*** Data extract Section Begins ***

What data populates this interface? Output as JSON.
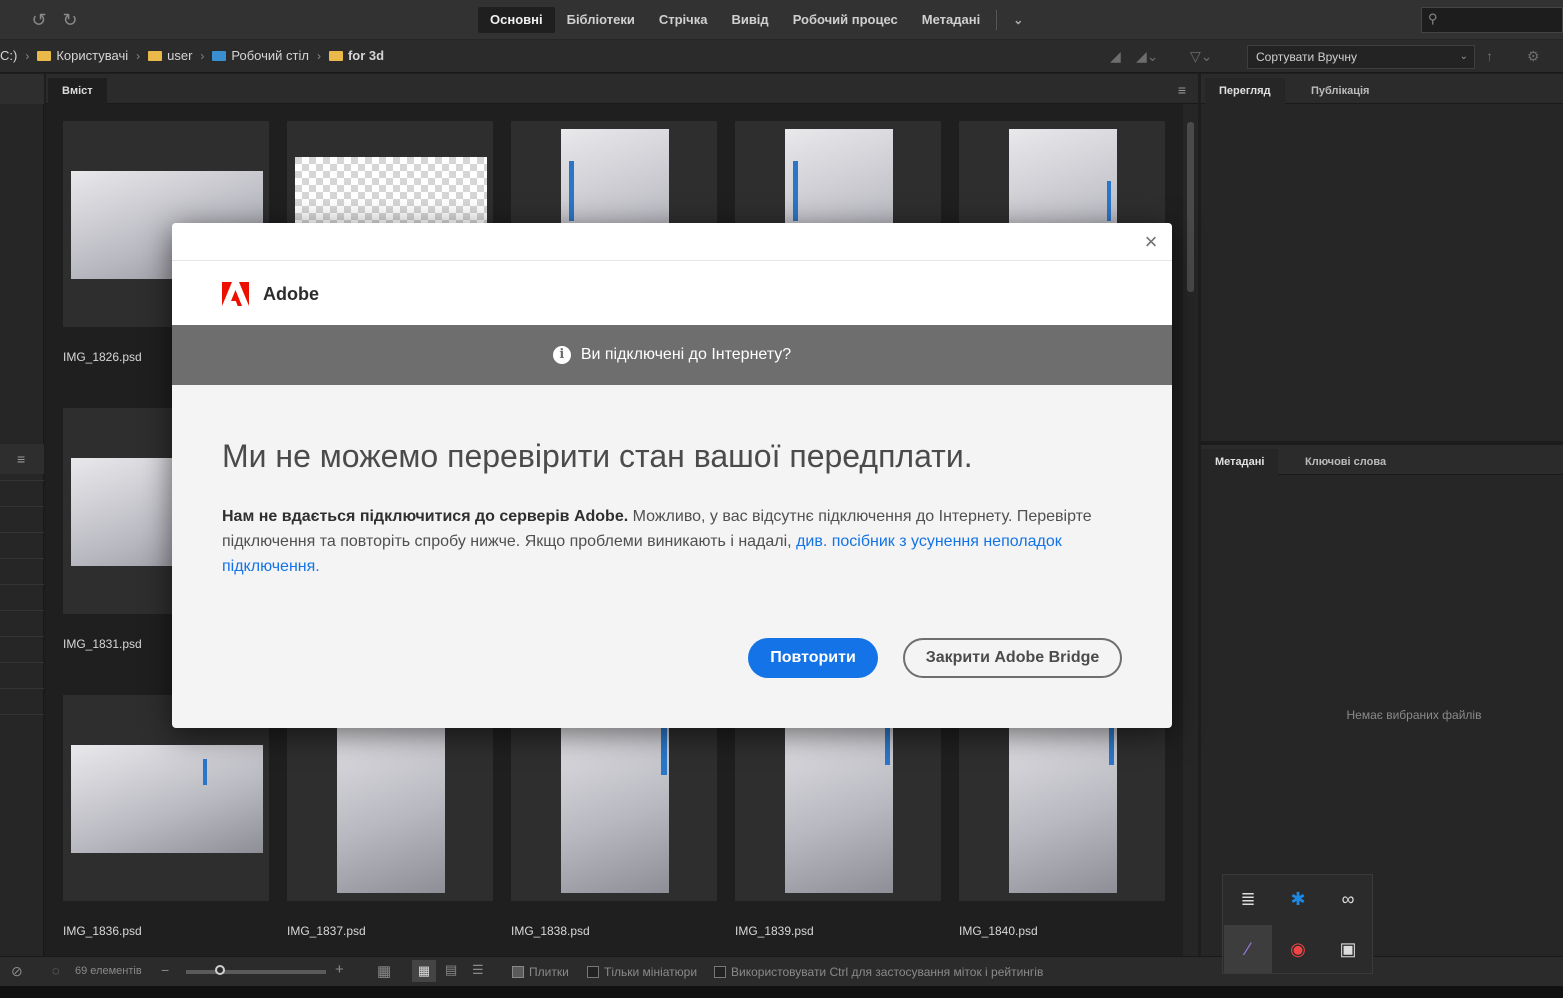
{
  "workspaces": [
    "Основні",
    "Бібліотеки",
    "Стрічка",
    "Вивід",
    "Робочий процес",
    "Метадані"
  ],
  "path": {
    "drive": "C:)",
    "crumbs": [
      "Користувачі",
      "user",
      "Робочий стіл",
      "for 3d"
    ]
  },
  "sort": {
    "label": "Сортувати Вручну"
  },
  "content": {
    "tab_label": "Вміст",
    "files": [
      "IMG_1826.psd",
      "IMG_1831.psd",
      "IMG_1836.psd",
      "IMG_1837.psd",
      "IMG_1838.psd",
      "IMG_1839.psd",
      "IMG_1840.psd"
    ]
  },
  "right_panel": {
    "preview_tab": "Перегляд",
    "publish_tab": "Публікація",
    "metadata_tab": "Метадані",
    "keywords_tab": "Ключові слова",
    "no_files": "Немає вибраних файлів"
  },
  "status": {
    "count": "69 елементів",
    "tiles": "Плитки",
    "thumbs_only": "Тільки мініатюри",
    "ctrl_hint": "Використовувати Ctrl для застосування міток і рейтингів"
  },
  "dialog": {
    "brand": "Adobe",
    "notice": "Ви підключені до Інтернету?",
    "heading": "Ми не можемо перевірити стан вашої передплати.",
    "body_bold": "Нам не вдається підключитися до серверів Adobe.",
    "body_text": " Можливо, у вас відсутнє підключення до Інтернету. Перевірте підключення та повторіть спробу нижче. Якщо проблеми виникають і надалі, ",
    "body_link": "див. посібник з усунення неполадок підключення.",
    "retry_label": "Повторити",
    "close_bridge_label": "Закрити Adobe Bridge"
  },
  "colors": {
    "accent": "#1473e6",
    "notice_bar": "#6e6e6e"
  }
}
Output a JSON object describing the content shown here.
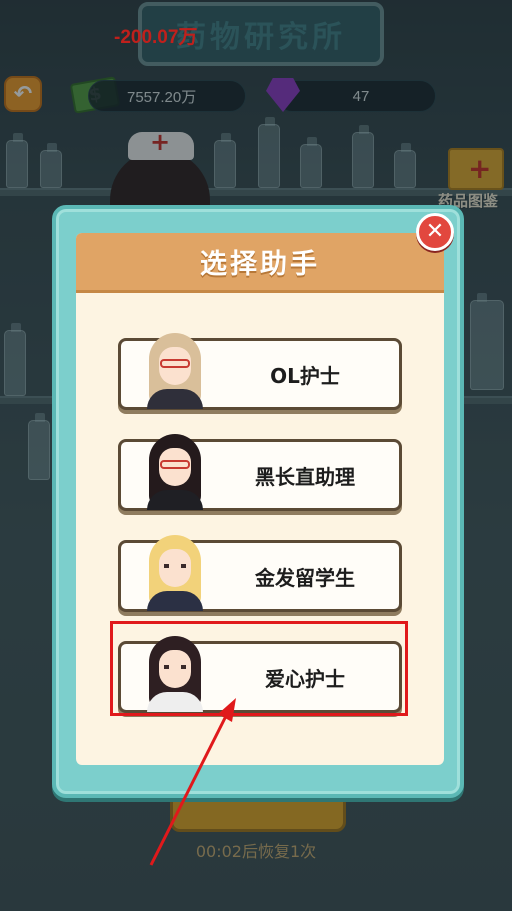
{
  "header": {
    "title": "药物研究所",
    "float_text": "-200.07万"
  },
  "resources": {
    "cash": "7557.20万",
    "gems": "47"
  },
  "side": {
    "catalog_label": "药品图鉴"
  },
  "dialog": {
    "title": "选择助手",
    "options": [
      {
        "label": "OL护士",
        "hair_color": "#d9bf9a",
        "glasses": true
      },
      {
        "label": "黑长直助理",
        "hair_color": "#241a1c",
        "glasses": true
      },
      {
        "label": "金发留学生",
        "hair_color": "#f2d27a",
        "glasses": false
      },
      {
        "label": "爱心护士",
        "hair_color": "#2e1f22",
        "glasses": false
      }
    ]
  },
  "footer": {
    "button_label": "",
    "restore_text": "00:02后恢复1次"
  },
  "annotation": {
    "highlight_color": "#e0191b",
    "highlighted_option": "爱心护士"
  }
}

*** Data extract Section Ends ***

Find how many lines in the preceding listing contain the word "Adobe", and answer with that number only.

=== Solution to the exercise ===
3